= Task instructions =
All the lines below should be set down exactly, with no picture carried into the copy.
Input data: Begin
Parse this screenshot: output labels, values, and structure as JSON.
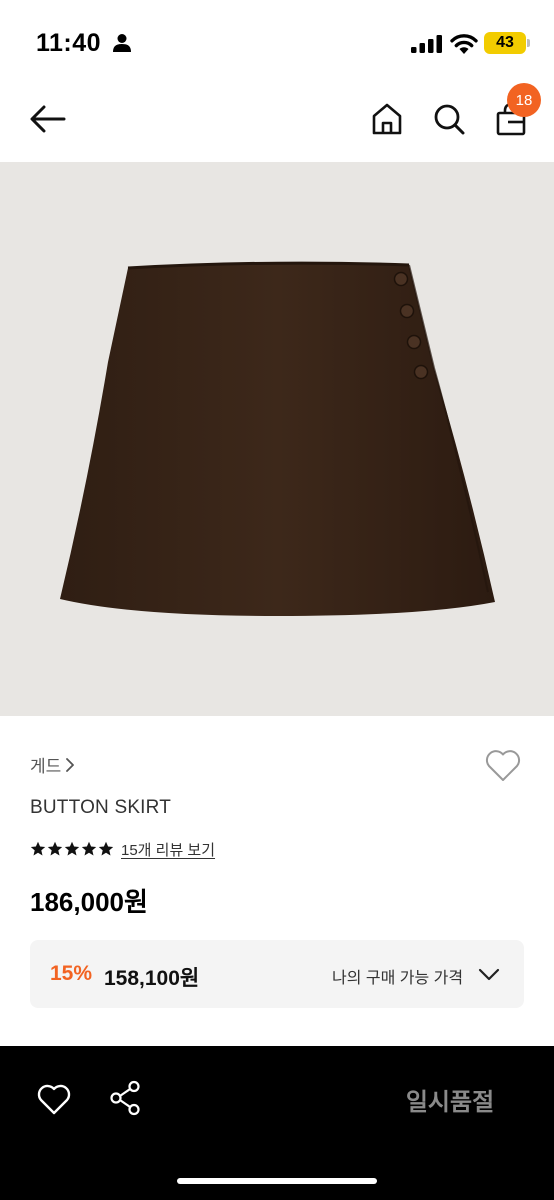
{
  "status_bar": {
    "time": "11:40",
    "battery": "43",
    "icons": [
      "person-icon",
      "signal-icon",
      "wifi-icon",
      "battery-icon"
    ]
  },
  "header": {
    "icons": [
      "back-arrow-icon",
      "home-icon",
      "search-icon",
      "shopping-bag-icon"
    ],
    "cart_count": "18"
  },
  "product": {
    "brand": "게드",
    "name": "BUTTON SKIRT",
    "rating_stars": 5,
    "review_link": "15개 리뷰 보기",
    "price": "186,000원",
    "discount_rate": "15%",
    "discount_price": "158,100원",
    "discount_label": "나의 구매 가능 가격"
  },
  "bottom_bar": {
    "icons": [
      "heart-icon",
      "share-icon"
    ],
    "soldout_label": "일시품절"
  },
  "colors": {
    "accent": "#f26322",
    "image_bg": "#e8e6e3",
    "skirt": "#3b2618",
    "battery": "#f2cc00"
  }
}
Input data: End
= Solution =
Parse this screenshot: output labels, values, and structure as JSON.
{
  "status_bar": {
    "time": "11:40",
    "battery": "43",
    "icons": [
      "person-icon",
      "signal-icon",
      "wifi-icon",
      "battery-icon"
    ]
  },
  "header": {
    "icons": [
      "back-arrow-icon",
      "home-icon",
      "search-icon",
      "shopping-bag-icon"
    ],
    "cart_count": "18"
  },
  "product": {
    "brand": "게드",
    "name": "BUTTON SKIRT",
    "rating_stars": 5,
    "review_link": "15개 리뷰 보기",
    "price": "186,000원",
    "discount_rate": "15%",
    "discount_price": "158,100원",
    "discount_label": "나의 구매 가능 가격"
  },
  "bottom_bar": {
    "icons": [
      "heart-icon",
      "share-icon"
    ],
    "soldout_label": "일시품절"
  },
  "colors": {
    "accent": "#f26322",
    "image_bg": "#e8e6e3",
    "skirt": "#3b2618",
    "battery": "#f2cc00"
  }
}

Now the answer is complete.